This study comes into the “more proof that we are indeed social animals and without supportive relationships, we’re in trouble” category. The researchers found that those who struggle in social situations may be at greater risk for mental and physical health problems.… [read more]
I have seen a lot of interesting studies on the science of ethics recently, but this one really caught my eye.
What the researchers say:
The new study shows that people who perceive their employer as committed to environmental and community-based causes will, in turn, engage in green behavior and local volunteerism, with one caveat: their immediate boss must display similarly ethical behavior.… [read more]
” You’ve all heard of Signal Detection Theory (SDT), right? Probably not unless you’re a psychologist specializing in non-human animal behavior. SDT is a well-established idea that has influenced behavioral science for around 50 years. Essentially, the theory holds that in a predator-prey relationship, prey animals will show more wariness and be more prone to flee as predators become more common.… [read more]
New research confirms that maintaining strong social networks (not Facebook connections) seems to be linked to slower cognitive decline.
What the researchers say: Maintaining positive, warm and trusting friendships might be the key to a slower decline in memory and cognitive functioning, according to the new study.… [read more]
Alicia and I have been doing a lot of research into and teaching about workplace empowerment recently. A ton of research has shown, for example, that empowered employees are more productive, proactive and have a greater sense of well-being. Now it would seem that they can be empowered, or at least proactive, even when they don’t trust their leaders.… [read more]
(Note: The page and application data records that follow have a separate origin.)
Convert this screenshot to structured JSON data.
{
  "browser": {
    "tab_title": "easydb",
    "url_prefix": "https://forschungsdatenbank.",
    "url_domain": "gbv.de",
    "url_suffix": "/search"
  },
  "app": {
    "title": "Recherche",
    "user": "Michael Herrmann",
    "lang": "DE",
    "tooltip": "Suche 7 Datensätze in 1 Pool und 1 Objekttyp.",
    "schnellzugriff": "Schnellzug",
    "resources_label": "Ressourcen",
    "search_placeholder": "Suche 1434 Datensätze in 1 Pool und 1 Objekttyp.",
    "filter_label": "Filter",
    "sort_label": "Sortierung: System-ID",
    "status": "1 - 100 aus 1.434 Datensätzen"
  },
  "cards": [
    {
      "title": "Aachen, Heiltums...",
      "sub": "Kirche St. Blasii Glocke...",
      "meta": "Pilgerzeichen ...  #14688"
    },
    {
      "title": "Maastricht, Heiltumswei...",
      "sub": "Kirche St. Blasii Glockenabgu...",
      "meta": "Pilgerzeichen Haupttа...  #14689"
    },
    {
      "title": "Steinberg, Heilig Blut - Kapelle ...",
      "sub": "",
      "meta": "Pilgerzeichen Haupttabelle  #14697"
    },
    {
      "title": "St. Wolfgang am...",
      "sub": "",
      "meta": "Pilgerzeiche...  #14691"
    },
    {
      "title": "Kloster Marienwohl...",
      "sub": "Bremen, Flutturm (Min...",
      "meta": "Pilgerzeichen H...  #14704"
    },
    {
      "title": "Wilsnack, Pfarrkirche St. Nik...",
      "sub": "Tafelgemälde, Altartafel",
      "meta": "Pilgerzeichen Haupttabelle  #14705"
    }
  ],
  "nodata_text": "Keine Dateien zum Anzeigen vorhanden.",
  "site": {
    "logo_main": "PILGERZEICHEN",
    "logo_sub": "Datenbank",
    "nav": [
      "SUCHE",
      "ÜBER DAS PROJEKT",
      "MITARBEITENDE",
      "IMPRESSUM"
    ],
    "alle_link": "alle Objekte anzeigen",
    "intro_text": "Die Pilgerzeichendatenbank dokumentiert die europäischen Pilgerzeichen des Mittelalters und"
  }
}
“What we all know is that domestic abusers are our co-workers, our supervisors, those working under our supervision,” says the lead author of a fascinating study.
Researchers released the new study which takes an unconventional approach to understanding the significant effects of domestic violence in the workplace.… [read more]
Most organizations are, in many ways, stuck in a rut—as are most individual workers. Humans are programmed to resist change, in the same way we are programmed to resist physical and emotional pain. So how do you become motivated to change your behavior or the behavior of others?… [read more]
Burnout is one of the most pressing problems facing professionals of all kinds. We are constantly being asked to do more with fewer resources to try to grasp an increasing share of an ever-decreasing economic pie for our employers. This pressure will continue for the foreseeable future.… [read more]
Neanderthals had larger brains than modern humans do, and a new study of a Neanderthal child’s skeleton now suggests this is because their brains spent more time growing. Modern humans are known for having unusually large brains for their size. It takes a lot of energy to develop such large brains, and previous research suggested that the high cost of modern-human brain development was a key reason why human growth, in general, is slow compared with that of other primates.… [read more]
Although we tire at specific tasks a study has found that the motivation to work may be stable throughout the day.
After a long day of work and carefully watching what you eat, you might expect your self-control to slip a little by kicking back and cracking open a bag of potato chips.… [read more]